EXERCISE OBJECTIVE
Copy out each line featuring the string "Ethereum" from the entries beneath.

THE RECORDS
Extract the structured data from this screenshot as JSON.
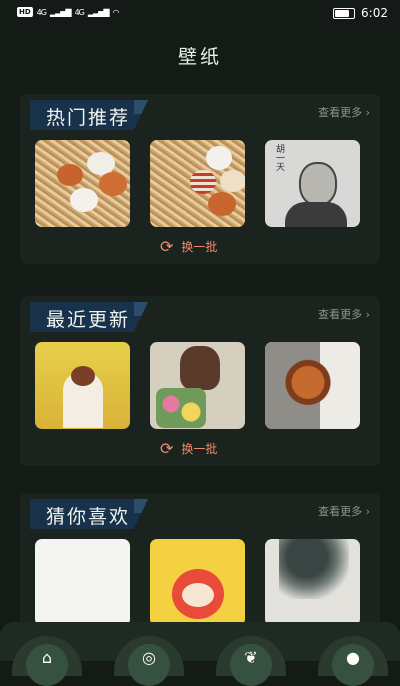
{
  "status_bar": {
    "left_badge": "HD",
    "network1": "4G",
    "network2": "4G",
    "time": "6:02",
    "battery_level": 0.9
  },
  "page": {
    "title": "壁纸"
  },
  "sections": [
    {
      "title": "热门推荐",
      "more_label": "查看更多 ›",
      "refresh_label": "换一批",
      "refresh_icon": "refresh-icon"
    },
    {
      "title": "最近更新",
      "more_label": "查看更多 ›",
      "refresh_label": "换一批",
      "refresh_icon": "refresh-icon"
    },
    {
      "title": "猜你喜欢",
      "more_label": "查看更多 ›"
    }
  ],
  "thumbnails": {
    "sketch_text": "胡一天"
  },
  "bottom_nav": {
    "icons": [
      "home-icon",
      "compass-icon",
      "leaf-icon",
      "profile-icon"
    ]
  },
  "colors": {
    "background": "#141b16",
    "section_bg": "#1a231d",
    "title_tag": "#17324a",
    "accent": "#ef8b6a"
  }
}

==

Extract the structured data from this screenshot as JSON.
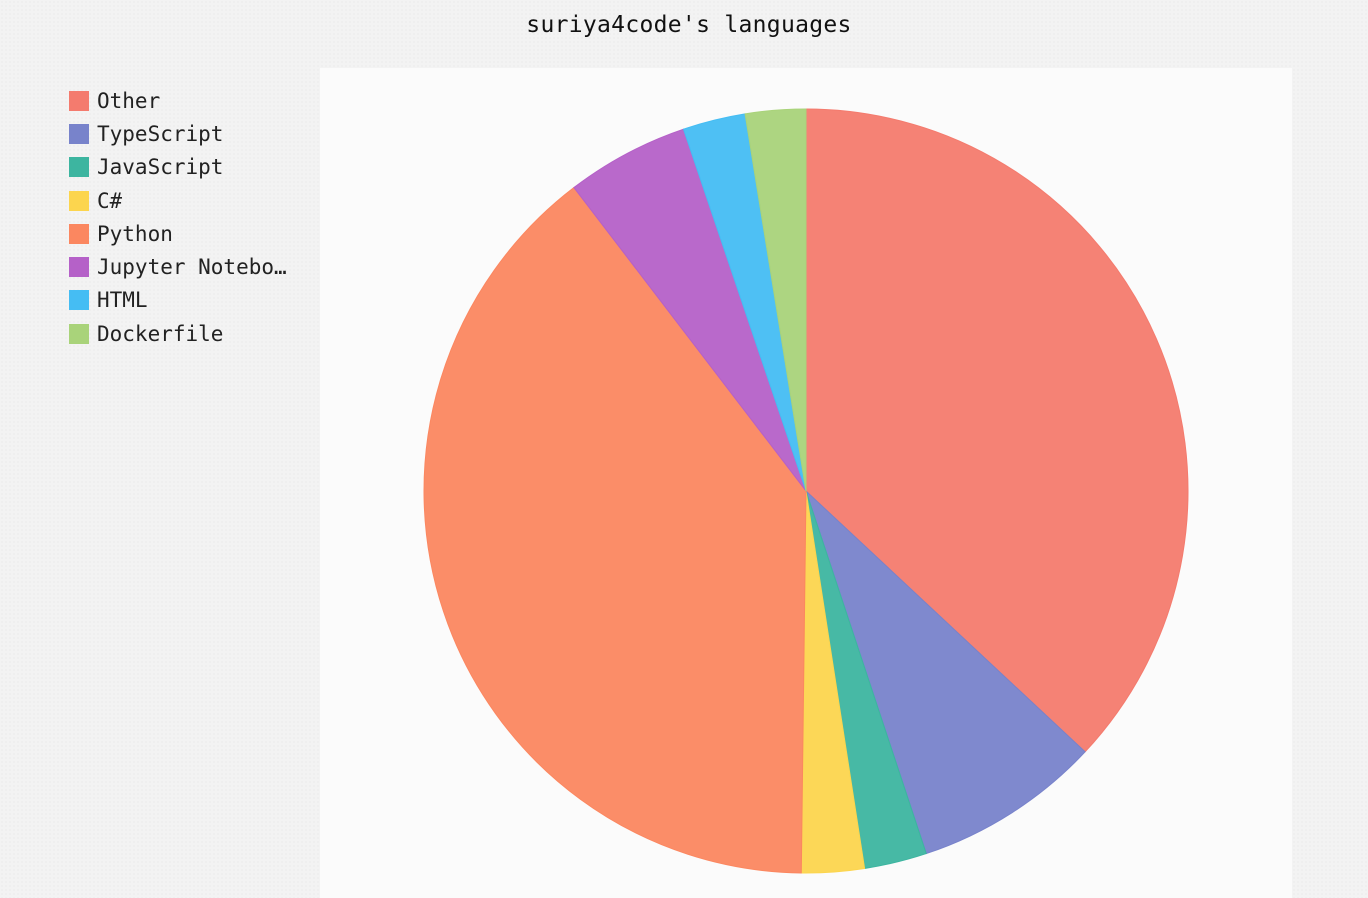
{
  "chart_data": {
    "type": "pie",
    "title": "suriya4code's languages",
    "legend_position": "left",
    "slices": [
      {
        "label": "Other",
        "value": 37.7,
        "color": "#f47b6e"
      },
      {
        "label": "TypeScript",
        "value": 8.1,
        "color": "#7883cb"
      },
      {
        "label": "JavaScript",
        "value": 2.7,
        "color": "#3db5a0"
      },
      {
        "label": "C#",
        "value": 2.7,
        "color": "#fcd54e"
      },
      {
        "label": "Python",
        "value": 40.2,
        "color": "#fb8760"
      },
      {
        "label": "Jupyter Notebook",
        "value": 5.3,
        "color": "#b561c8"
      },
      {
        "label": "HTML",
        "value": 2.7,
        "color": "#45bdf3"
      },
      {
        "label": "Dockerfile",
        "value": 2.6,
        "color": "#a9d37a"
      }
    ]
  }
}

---

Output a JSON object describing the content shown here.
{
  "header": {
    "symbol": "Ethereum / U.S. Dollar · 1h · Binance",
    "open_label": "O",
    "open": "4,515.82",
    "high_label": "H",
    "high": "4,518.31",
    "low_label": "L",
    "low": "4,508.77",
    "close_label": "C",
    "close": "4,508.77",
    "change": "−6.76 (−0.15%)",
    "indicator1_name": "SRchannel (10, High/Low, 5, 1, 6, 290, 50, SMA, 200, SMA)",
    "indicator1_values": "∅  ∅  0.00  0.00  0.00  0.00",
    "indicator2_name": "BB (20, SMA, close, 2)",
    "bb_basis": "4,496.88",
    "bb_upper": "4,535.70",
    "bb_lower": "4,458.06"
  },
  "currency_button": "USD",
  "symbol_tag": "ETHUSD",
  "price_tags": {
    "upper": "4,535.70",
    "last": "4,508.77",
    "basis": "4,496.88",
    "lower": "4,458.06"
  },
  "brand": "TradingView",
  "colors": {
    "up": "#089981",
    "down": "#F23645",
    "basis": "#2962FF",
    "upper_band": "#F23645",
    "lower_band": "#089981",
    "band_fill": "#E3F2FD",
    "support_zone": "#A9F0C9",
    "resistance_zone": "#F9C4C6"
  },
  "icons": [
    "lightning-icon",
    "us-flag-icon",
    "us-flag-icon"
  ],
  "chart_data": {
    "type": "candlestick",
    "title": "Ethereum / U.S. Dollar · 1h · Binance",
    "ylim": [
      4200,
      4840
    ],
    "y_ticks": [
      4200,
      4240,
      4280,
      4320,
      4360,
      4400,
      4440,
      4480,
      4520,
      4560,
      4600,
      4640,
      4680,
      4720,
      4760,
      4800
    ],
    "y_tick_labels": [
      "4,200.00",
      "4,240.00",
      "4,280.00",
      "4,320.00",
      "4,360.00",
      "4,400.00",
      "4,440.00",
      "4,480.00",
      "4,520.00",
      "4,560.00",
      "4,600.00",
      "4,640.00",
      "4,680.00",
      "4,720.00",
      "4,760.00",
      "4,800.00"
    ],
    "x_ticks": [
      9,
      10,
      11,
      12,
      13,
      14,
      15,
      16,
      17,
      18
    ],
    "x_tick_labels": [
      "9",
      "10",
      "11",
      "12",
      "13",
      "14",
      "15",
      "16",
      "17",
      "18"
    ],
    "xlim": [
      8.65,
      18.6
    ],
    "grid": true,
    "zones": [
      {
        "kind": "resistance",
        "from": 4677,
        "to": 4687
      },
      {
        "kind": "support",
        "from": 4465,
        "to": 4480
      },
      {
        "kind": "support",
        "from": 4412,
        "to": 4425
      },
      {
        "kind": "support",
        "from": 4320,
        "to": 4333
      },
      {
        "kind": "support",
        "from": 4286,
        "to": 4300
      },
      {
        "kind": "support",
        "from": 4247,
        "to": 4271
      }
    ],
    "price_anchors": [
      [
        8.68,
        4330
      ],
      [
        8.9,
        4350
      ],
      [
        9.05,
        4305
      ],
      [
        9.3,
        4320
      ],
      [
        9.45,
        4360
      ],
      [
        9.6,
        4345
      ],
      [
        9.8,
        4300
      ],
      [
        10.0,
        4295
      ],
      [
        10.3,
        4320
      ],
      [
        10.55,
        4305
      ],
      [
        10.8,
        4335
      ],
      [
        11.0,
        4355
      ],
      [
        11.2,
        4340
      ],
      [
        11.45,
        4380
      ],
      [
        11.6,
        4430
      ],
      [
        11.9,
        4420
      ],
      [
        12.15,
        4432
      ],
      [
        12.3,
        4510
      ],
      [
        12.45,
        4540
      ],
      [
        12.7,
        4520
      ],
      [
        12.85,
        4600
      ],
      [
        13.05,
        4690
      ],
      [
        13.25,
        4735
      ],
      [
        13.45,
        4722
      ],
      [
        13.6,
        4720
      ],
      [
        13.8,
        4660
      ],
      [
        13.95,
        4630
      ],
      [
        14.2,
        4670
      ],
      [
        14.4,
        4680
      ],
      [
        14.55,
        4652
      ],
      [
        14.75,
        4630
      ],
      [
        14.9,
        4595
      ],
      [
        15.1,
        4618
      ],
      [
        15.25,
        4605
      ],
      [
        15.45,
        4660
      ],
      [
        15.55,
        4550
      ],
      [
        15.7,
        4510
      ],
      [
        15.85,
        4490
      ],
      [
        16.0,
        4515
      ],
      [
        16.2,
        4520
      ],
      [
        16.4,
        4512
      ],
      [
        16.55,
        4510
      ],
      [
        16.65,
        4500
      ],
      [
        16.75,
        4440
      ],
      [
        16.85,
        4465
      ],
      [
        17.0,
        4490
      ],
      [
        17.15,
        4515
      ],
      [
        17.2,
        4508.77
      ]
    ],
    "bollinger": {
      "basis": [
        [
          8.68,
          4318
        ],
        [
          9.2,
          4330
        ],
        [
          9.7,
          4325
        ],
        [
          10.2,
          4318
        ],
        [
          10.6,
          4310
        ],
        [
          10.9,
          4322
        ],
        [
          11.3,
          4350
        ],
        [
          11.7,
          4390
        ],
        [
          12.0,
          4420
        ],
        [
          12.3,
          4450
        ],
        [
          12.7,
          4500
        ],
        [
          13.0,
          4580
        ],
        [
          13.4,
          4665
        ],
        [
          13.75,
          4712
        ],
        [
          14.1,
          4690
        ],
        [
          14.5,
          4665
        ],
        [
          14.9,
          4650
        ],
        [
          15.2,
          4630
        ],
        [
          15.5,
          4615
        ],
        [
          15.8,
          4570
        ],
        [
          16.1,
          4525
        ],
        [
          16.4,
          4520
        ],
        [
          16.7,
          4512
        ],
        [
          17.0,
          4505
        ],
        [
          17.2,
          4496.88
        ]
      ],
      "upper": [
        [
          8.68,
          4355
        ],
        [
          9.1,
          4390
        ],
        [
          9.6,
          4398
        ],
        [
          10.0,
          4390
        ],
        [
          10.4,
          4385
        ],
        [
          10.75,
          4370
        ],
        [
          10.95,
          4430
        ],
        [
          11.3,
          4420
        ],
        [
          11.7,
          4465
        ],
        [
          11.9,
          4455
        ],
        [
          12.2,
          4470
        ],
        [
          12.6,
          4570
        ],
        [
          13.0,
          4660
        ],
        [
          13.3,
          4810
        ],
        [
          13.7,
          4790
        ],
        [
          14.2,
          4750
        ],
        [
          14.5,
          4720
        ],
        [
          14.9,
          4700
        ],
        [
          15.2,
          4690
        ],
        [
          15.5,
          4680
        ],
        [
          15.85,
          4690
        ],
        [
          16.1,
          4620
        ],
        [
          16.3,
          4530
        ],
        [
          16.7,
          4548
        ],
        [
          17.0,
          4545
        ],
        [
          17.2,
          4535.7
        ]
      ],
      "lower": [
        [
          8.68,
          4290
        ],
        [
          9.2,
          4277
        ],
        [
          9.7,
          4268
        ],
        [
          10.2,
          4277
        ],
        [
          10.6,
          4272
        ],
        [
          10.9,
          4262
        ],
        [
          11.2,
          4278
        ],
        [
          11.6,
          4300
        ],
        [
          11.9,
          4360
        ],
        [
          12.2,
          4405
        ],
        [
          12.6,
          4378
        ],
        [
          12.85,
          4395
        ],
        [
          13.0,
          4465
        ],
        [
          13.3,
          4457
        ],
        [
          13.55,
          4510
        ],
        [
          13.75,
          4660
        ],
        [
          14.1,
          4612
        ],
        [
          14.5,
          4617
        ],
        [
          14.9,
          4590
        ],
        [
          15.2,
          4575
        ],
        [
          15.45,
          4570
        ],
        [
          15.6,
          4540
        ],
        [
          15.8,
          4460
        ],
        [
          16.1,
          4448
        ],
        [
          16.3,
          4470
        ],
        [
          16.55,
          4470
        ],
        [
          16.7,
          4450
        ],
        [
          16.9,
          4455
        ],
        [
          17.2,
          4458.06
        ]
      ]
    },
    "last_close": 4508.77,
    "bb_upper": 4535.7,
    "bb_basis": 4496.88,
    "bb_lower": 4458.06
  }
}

REPLY TO THE EXERCISE
    "symbol": "Ethereum / U.S. Dollar · 1h · Binance",
    "title": "Ethereum / U.S. Dollar · 1h · Binance",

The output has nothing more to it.